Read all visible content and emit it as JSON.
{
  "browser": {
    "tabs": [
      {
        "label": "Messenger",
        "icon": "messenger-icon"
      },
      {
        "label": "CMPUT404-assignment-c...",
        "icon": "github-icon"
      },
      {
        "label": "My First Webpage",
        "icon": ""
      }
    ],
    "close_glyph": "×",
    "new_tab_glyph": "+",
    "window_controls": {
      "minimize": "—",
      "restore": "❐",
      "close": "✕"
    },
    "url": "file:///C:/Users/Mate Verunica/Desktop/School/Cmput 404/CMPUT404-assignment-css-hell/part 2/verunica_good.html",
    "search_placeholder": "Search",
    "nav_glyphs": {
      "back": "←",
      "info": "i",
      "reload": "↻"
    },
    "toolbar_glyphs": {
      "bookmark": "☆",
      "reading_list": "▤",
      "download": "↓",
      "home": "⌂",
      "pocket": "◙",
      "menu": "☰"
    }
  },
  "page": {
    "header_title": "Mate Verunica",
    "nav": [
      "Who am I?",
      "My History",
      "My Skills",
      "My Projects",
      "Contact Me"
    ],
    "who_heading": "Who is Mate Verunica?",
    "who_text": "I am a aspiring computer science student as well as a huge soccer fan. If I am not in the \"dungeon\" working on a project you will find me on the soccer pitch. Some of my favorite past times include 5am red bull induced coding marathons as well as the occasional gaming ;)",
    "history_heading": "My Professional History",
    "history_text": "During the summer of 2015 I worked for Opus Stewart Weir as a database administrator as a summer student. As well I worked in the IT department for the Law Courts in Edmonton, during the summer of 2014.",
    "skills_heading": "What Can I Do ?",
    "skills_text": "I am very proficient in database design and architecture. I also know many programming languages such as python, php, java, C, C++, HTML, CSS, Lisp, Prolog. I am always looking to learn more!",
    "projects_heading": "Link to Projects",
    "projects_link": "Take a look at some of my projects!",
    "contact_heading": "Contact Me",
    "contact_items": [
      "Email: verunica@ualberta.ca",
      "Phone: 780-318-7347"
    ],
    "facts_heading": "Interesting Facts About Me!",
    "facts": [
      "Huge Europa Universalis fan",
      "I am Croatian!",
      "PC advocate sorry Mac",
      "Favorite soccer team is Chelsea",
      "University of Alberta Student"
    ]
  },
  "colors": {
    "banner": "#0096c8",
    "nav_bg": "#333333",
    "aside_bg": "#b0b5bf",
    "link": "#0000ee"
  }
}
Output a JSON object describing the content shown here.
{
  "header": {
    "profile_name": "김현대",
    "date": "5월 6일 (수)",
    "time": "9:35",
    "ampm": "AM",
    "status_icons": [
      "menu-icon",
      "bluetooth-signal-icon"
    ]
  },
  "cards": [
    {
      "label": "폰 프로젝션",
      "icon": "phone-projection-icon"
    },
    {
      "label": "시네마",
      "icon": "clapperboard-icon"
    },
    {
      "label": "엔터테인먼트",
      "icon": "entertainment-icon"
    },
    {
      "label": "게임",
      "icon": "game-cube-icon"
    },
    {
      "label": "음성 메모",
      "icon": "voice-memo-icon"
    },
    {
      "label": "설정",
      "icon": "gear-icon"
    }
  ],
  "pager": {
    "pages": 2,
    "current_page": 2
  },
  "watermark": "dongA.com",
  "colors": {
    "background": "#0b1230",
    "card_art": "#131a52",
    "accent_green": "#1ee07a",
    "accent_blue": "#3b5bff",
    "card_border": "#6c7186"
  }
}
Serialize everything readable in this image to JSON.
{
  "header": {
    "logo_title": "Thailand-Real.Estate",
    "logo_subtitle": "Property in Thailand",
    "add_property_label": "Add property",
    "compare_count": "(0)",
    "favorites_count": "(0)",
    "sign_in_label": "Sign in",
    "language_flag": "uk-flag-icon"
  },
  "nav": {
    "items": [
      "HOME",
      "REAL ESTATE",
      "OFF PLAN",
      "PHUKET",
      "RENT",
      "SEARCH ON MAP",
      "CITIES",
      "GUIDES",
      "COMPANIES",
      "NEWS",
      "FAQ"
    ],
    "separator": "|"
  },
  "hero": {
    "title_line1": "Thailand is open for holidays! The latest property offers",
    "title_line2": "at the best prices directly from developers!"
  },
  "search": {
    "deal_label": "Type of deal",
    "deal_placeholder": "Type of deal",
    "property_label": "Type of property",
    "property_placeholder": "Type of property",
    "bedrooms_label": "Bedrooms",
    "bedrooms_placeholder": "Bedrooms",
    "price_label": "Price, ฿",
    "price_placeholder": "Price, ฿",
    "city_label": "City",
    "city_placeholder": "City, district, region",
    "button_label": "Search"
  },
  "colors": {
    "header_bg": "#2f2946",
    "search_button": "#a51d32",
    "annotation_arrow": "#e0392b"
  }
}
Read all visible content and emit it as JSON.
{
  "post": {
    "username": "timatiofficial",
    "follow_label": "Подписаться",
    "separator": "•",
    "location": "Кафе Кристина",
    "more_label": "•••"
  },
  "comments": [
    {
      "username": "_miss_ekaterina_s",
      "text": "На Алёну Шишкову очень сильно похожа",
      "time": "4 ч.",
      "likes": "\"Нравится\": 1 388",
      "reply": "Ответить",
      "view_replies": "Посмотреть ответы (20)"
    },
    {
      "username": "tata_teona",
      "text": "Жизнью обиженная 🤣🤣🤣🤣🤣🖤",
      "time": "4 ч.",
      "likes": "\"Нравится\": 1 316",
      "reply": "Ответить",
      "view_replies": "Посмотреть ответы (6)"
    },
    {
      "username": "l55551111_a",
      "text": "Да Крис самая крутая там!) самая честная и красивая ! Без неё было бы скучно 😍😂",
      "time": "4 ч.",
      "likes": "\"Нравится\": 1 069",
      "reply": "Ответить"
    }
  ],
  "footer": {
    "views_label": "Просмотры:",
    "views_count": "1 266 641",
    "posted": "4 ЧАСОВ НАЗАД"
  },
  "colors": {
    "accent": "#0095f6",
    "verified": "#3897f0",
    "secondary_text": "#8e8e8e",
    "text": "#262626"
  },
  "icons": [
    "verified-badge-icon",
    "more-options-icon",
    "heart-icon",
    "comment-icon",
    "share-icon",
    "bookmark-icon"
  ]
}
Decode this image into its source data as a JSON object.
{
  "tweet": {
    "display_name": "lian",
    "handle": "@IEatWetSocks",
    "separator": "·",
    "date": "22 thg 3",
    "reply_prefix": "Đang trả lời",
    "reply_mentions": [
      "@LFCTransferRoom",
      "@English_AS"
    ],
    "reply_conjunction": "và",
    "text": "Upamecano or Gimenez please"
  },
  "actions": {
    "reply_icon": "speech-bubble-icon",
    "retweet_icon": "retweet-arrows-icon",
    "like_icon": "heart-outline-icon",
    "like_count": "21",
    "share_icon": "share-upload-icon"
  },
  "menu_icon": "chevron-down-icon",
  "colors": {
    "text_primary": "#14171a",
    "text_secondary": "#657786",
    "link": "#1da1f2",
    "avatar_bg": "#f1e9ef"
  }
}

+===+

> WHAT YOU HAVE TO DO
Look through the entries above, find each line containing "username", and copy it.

> RESULT OF THE EXERCISE
    "username": "timatiofficial",
      "username": "_miss_ekaterina_s",
      "username": "tata_teona",
      "username": "l55551111_a",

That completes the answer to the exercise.